calorie deficit (which is how ketogenic diets work), you’re not
going to lose weight.
Now, I know that many readers are not going to agree
with everything I’ve said. And yes, of course hormones play a
critical role. But hormones are not more important than
kilojoules. They may alter the number of calories you burn, how
many you eat, or where you store them. But a hormone is
not going to help you defy the first law of thermodynamics.
Choose an approach to eating (don’t call it a diet –
it’s a way of life) that creates a calorie deficit and that is
going to be sustainable (by including foods that you enjoy
eating). Ensure that your meals leave you satisfied and
not hungry. There are several approaches that may work
for you; but they don’t work through magic, and they don’t
work through some secret bio-hack – they work through creating
a calorie deficit. If you continue to battle to lose
weight, see a dietitian who is specifically trained to assist by
creating an approach to sustainable weight loss.
Read more: Our 14 step weight loss guide to losing fat in 24 hours

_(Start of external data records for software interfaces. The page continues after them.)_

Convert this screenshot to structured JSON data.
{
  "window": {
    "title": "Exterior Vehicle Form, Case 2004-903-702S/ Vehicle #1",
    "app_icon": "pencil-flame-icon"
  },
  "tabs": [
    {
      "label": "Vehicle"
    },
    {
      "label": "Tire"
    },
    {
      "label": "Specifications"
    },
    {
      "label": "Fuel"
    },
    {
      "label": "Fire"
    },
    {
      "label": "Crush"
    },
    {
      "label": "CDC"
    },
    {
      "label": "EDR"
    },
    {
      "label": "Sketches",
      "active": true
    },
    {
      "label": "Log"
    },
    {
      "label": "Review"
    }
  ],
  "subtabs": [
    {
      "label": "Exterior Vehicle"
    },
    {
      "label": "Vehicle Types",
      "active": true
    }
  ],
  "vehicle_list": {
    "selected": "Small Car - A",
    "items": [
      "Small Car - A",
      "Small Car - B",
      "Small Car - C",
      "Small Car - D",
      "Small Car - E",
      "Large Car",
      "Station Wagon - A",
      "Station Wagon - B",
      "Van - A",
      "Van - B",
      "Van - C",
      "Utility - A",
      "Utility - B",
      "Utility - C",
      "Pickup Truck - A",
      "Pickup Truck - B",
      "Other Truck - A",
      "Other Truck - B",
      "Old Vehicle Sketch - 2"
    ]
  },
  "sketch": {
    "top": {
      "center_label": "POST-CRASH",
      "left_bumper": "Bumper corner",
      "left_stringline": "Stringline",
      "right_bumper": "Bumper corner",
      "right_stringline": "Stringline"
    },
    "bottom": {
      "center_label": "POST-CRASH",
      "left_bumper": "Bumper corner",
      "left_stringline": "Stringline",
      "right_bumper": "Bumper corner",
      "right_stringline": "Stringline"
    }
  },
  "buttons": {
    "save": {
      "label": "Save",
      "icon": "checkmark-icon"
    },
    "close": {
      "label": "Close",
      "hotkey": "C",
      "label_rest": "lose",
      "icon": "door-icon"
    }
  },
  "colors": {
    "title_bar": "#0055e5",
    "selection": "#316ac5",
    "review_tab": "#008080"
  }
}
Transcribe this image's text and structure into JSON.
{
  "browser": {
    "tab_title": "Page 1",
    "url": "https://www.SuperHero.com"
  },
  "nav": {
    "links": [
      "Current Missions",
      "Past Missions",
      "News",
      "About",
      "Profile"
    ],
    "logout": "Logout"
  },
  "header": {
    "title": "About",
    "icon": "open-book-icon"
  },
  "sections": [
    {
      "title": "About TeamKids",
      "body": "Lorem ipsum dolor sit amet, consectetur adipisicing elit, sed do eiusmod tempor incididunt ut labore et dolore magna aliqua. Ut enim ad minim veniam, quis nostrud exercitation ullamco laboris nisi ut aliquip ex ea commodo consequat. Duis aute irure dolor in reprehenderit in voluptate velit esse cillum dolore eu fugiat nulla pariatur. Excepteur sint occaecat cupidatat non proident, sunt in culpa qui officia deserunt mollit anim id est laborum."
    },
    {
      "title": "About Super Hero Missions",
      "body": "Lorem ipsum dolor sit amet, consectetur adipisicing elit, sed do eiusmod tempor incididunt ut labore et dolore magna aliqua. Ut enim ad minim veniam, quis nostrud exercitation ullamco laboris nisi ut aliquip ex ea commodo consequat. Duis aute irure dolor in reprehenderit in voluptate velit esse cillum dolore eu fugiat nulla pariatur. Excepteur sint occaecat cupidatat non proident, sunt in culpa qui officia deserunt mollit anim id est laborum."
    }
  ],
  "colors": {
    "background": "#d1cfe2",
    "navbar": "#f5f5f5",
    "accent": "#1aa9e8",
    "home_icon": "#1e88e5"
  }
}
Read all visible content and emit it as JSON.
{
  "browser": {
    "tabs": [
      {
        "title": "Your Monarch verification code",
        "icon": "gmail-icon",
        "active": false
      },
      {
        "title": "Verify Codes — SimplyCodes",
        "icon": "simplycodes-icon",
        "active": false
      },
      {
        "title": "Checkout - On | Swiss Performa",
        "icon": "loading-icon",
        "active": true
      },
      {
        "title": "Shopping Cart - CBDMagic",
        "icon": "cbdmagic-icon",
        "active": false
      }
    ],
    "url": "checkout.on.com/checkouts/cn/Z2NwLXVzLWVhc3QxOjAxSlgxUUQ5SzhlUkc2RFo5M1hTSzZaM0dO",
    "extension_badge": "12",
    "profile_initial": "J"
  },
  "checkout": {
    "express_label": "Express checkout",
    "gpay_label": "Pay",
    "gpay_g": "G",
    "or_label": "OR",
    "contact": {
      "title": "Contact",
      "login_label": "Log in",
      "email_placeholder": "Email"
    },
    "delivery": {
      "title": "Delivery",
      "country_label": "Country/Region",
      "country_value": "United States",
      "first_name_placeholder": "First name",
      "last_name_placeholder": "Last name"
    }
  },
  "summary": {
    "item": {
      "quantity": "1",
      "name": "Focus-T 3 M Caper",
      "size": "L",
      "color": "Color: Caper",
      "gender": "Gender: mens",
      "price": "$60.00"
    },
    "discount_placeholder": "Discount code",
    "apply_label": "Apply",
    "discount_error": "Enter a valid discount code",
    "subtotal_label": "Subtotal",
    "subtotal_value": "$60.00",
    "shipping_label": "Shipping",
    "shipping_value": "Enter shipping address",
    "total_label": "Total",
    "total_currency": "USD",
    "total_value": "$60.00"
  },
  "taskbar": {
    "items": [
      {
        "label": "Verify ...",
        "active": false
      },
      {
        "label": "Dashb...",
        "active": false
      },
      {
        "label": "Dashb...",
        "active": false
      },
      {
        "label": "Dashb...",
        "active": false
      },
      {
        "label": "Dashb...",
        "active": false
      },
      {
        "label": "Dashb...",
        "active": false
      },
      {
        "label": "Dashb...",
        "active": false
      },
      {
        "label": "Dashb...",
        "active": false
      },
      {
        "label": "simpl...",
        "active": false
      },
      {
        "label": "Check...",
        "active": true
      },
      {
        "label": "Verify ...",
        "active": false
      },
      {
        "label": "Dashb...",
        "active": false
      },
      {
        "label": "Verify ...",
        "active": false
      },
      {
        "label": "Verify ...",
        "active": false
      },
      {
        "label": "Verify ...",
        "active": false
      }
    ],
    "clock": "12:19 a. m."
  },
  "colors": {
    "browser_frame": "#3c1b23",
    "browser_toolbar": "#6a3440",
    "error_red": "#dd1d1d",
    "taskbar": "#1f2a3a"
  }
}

Oh, and to answer the original question: “Diet X will
only work if it makes you eat less than you burn.”
What the Doc finds super-useful right now:
This month I thought I’d highlight some very useful and
educational Instagram accounts. Because Instagram doesn’t have to be
filled only with selfies and quacks. There are some really
knowledgeable experts out there who share their knowledge with their
followers, and I highly recommend giving them a follow.
Read more: The truth about sweet potatoes: Are they good or bad for weight loss?
Spencer Nadolsky is a physician who focuses on lifestyle changes
and fat loss. Includes funny memes, and has a strong emphasis on
debunking diet misconceptions.
@DR.JACOB.HARDEN Dr Jacob Harden is
a doctor of chiropractic and shares very useful strengthening
exercises for prehabilitation and rehabilitation of
injury. Helps you avoid injuries.
Yoon is a massage therapist, and he shares content that will
assist you to stretch and improve mobility around certain joints
This article was
originally published on www.mh.co.za
Image credit: iStock